Marijosius liked to introduce Lithuanian composers to the American public and was a conductor of the Lithuanian language productions of Verdi’s La Forza del Destino and Un Ballo in Maschera at the Lithuanian Opera of Chicago. He was instrumental in commissioning three one-act operas by Lithuanian-American composers. When one of the composers was unable to keep his commitment, Marijosius, who could be counted on to honor commitments, composed one of the operas himself. Entitled The Oath, he soon conducted all three of the new one-act operas at the Lithuanian Opera of Chicago.

In 1974, Vytautas Marijosius visited Lithuania. The older generation of musicians welcomed him like a living legend, but he was an unknown to the young generations, because the Soviet government had forbidden citizens to even mention his name.

Vytautas Marijosius spent the sunset of his life at the convent of the Lithuanian Sisters of the Immaculate Conception, in Putnam, Connecticut. He now rests in peace in the convent’s cemetery next to his beloved wife of fifty-three years, whom he outlived by nine years. He designed their headstone himself. It is elegant and one of a kind, just like the man of many talents who designed it.
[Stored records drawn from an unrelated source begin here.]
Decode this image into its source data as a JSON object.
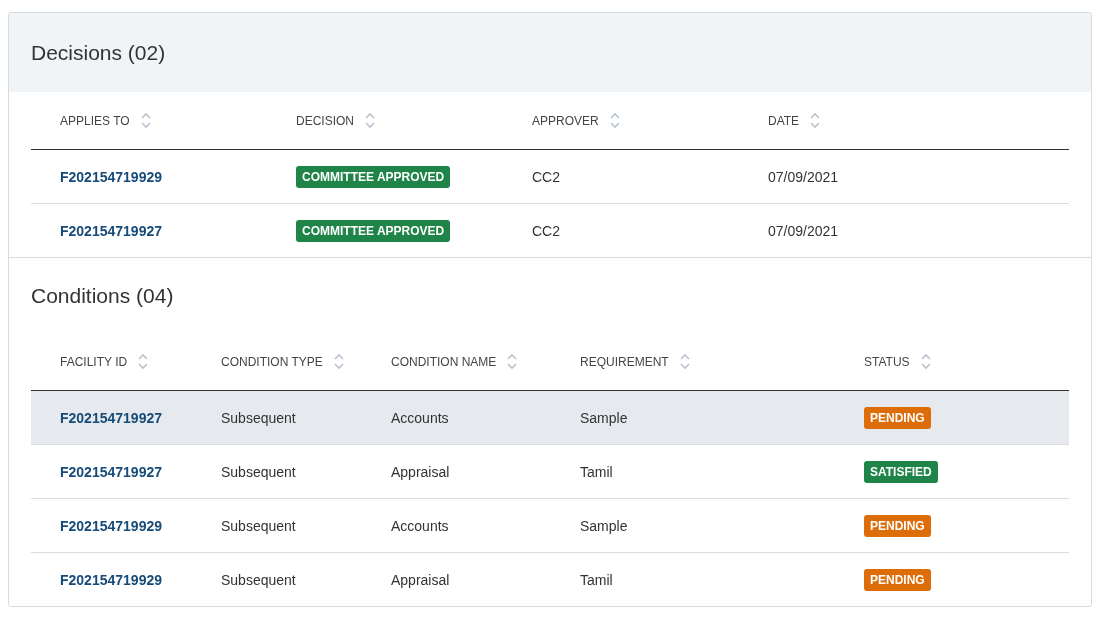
{
  "decisions": {
    "title": "Decisions (02)",
    "columns": [
      "APPLIES TO",
      "DECISION",
      "APPROVER",
      "DATE"
    ],
    "rows": [
      {
        "applies_to": "F202154719929",
        "decision": {
          "label": "COMMITTEE APPROVED",
          "kind": "approved"
        },
        "approver": "CC2",
        "date": "07/09/2021"
      },
      {
        "applies_to": "F202154719927",
        "decision": {
          "label": "COMMITTEE APPROVED",
          "kind": "approved"
        },
        "approver": "CC2",
        "date": "07/09/2021"
      }
    ]
  },
  "conditions": {
    "title": "Conditions (04)",
    "columns": [
      "FACILITY ID",
      "CONDITION TYPE",
      "CONDITION NAME",
      "REQUIREMENT",
      "STATUS"
    ],
    "rows": [
      {
        "facility_id": "F202154719927",
        "condition_type": "Subsequent",
        "condition_name": "Accounts",
        "requirement": "Sample",
        "status": {
          "label": "PENDING",
          "kind": "pending"
        },
        "selected": true
      },
      {
        "facility_id": "F202154719927",
        "condition_type": "Subsequent",
        "condition_name": "Appraisal",
        "requirement": "Tamil",
        "status": {
          "label": "SATISFIED",
          "kind": "satisfied"
        },
        "selected": false
      },
      {
        "facility_id": "F202154719929",
        "condition_type": "Subsequent",
        "condition_name": "Accounts",
        "requirement": "Sample",
        "status": {
          "label": "PENDING",
          "kind": "pending"
        },
        "selected": false
      },
      {
        "facility_id": "F202154719929",
        "condition_type": "Subsequent",
        "condition_name": "Appraisal",
        "requirement": "Tamil",
        "status": {
          "label": "PENDING",
          "kind": "pending"
        },
        "selected": false
      }
    ]
  }
}
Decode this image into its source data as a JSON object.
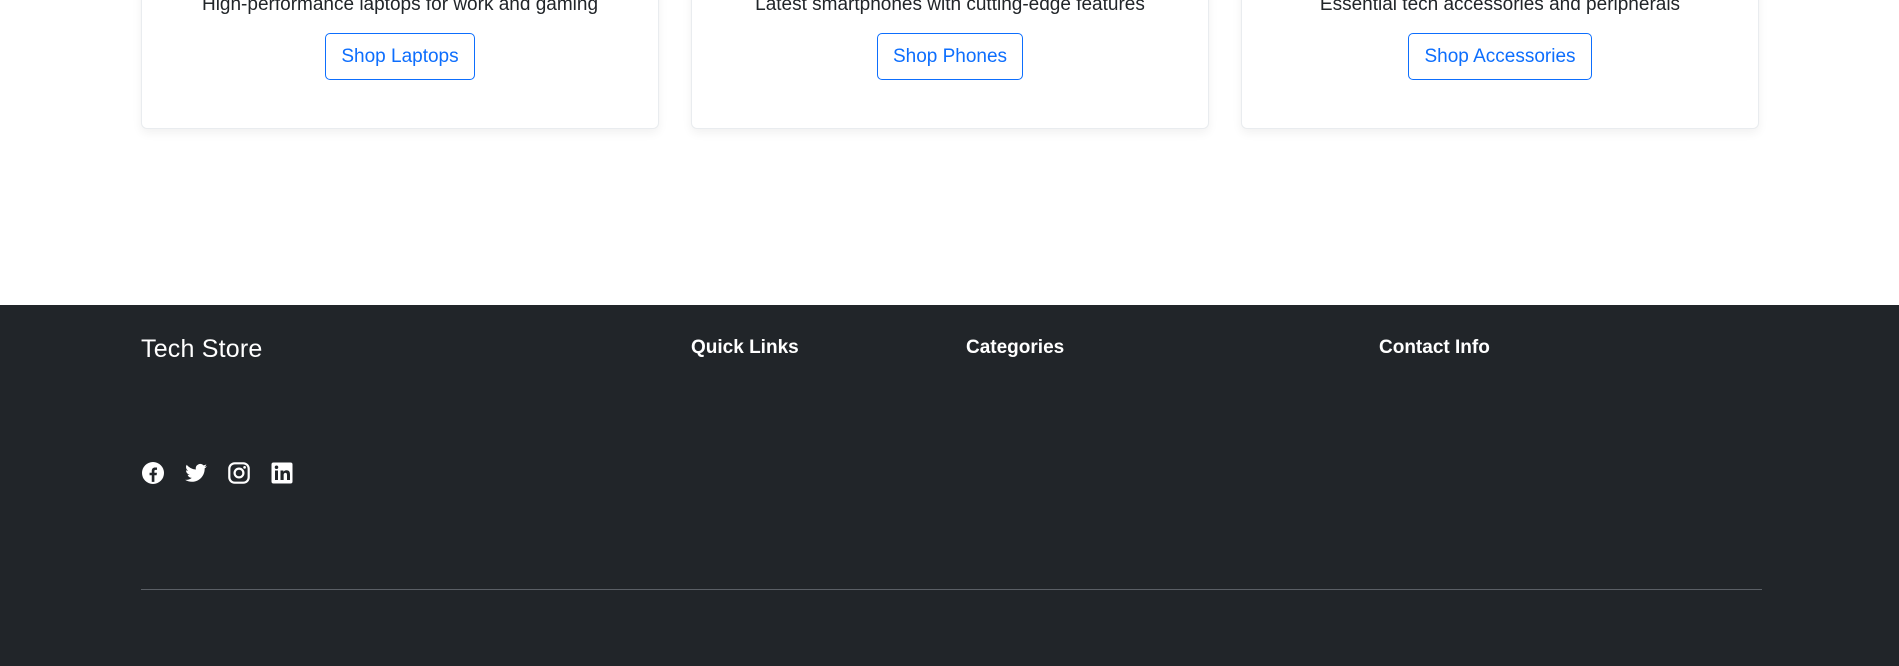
{
  "categories": [
    {
      "description": "High-performance laptops for work and gaming",
      "button_label": "Shop Laptops"
    },
    {
      "description": "Latest smartphones with cutting-edge features",
      "button_label": "Shop Phones"
    },
    {
      "description": "Essential tech accessories and peripherals",
      "button_label": "Shop Accessories"
    }
  ],
  "footer": {
    "brand": "Tech Store",
    "headings": {
      "quick_links": "Quick Links",
      "categories": "Categories",
      "contact": "Contact Info"
    },
    "social_icons": [
      "facebook-icon",
      "twitter-icon",
      "instagram-icon",
      "linkedin-icon"
    ]
  },
  "colors": {
    "primary": "#0d6efd",
    "footer_bg": "#212529",
    "page_bg": "#ffffff"
  }
}
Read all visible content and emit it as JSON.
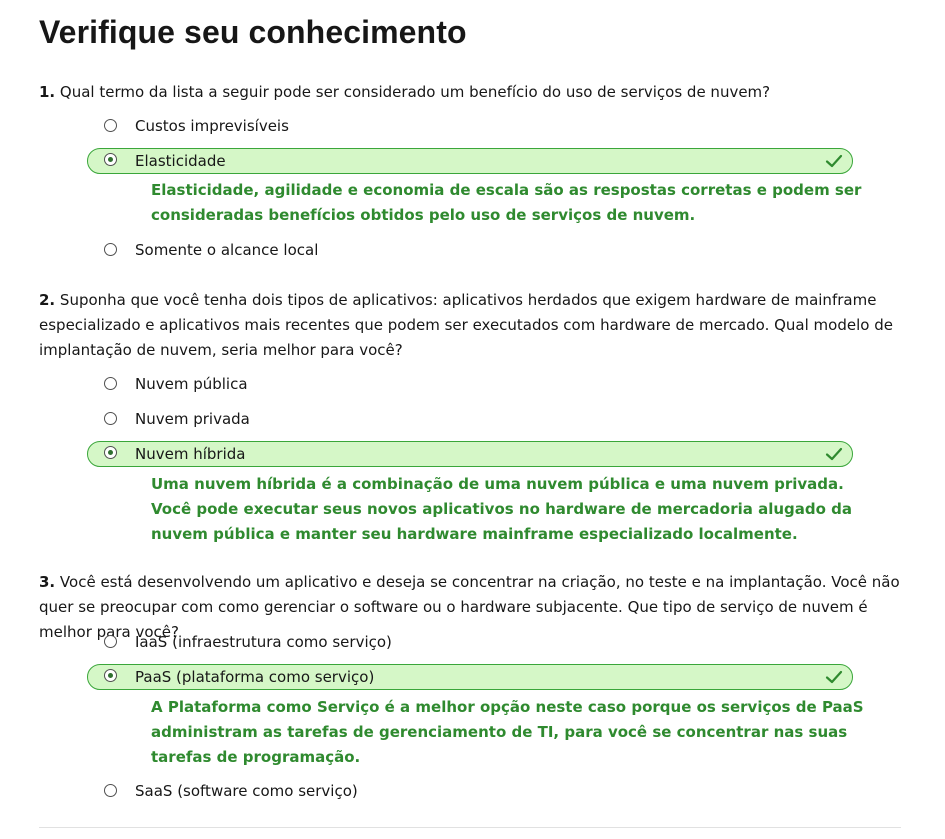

Vytautas Marijosius lives on in the memories of his son and two daughters and their families and of all who know him. He also lives in the accomplishments of those whom he taught, and hopefully now will also live in the achievements of the recipients of The American Prize—Vytautas Marijosius Award in Conducting, established in his memory.


  1. David,
    Heard a wonderful story about Marijosius from the late Peter Harvey.
    It seems that Peter had a Russian voice student who very much appreciated working with him. When she left to go back to Russia, she gave Peter a beautiful triptych. Peter went to show it to Marijosius and Marijosius said, "I have a rule that I never accept gifts from students … but this I will accept." So that's how peter ended up giving Marijosius a present.
    By the way, I was a student of his at Hartt in the late 60s. You and I crossed paths briefly--mostly because I was Richard Tuckerman's roomate.
    Best wishes,
    Stephen D. Bruce, Ph.D.

  2. I met Vytautas Marijosius at Hartt in 1983 or 1984.
    I was a major in guitar and had some credits to take conducting. We went through Max Rudolf's Grammar on conducting. He was a real musician and very dedicated. I remember doing the opening of Beethoven II and how he reacted not to my stick but to my gut feeling and listening of the music. An incredibly sensitive man. Later on he took me to his home and we sat at his piano and went through scores, Mozart g-minor, Beethoven VII etc. Unforgettable! He said I had a good hand for conducting so I followed this calling.